The Robot Arm Calculator is designed to help you determine the lifting capability of your robot arm. For example, can a robot arm of X length, with your motor, lift Y weight?

It is a supplement to the robot arm tutorial. If you do not understand how to use this calculator, please read the tutorial first.

Note that all entered values will be saved as a cookie on your computer (if you have cookies enabled) so you don't need to reenter anything on future visits.

Note that you can also try out the excel version of the robot arm calculator. It includes an additional robot arm kinematics visualizer.

Enter in values for your robot arm.

Arm Lengths
Between each motor joint is an arm linkage L. Enter the length of each linkage. If a linkage does not exist in your design, set L to zero.  Select inches or meters inches meters L1 L2 L3

Arm Weight
Now enter the weight of each arm linkage. The center of mass is assumed to be 1/2 of L. If a linkage does not exist, set the weight to zero.  Select pounds or kilograms pounds kilograms W2 W4 W6 W7 (object weight)

Motor Weight
Enter in the weight of each motor. Motor 1 is the base motor, Motor 2 is the middle joint, and Motor 3 is the wrist motor.  Select pounds or kilograms pounds kilograms Base Motor M1 Joint Motor M2 Wrist Motor M3

Joint Rotational Acceleration
note: For some reason the result when adding in acceleration looks astronomically high, but I can't figure out for the life of me where my equation mistake is. Just leave these at 0 if you don't trust the result. Sorry! Look at my source if you think you can figure it out . . .
For each joint to rotate at a specific acceleration, you need to add additional torque to what you need just for static lifting. Fill in the acceleration you want for each joint.  V0 degrees/s^2 V1 degrees/s^2 V2 degrees/s^2 V3 degrees/s^2

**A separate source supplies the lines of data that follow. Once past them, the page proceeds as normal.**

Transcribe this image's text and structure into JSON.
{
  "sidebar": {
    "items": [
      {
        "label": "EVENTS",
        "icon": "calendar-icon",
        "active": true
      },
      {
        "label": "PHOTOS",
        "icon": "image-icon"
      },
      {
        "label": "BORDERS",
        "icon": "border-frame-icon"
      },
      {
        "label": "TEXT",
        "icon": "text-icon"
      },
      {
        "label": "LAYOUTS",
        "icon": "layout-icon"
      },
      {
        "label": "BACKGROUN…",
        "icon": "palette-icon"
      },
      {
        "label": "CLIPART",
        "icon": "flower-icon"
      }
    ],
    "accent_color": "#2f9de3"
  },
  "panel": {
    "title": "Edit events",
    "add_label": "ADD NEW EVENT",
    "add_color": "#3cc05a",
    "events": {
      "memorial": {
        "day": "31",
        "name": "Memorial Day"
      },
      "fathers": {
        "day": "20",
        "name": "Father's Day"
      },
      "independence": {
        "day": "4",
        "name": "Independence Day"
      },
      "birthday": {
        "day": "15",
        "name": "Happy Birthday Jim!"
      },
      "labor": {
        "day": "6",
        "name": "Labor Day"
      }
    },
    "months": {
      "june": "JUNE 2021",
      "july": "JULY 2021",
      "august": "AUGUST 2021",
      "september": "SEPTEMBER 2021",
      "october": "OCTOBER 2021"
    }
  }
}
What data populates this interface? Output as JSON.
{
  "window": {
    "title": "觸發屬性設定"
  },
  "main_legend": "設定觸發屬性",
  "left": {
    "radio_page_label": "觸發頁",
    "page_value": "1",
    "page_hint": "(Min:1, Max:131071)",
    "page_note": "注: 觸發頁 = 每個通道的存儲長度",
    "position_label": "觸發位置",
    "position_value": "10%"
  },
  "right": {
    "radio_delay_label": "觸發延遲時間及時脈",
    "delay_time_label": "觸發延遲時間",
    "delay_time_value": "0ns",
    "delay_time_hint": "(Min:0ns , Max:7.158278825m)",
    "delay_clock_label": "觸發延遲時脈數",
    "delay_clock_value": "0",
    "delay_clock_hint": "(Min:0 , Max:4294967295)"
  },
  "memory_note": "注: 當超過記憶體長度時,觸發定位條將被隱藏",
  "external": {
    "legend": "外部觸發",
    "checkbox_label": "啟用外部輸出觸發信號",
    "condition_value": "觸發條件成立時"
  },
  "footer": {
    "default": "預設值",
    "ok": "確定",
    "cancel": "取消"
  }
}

Motor Efficiencies
Motors and gearing are never 100% efficient. Enter expected efficiency. If you are unsure about efficiency, check out my gearing efficiency tutorial.  M1 % M2 % M3 %

Torque Results
These are the finished results. This is the maximum torque that each motor requires to lift both the arm and the given object weight at full extension at required velocity. Shorter arms and lower weights reduce required torque.  Select Units pound*inch newton*meter Motor 0 Torque M0 Motor 1 Torque M1 Motor 2 Torque M2 Motor 3 Torque M3

Misc Results
Useful information to help you with other parts of your robot design. For the encoder calculation, this will tell you the expected typical positioning error due to the base motor encoder. If you are using a servo for the base motor, enter 360. Shorter arms and higher resolutions decrease error.  Total Weight lb kg Enter Base Motor Encoder Res. Ouput Arm Accuracy (inches)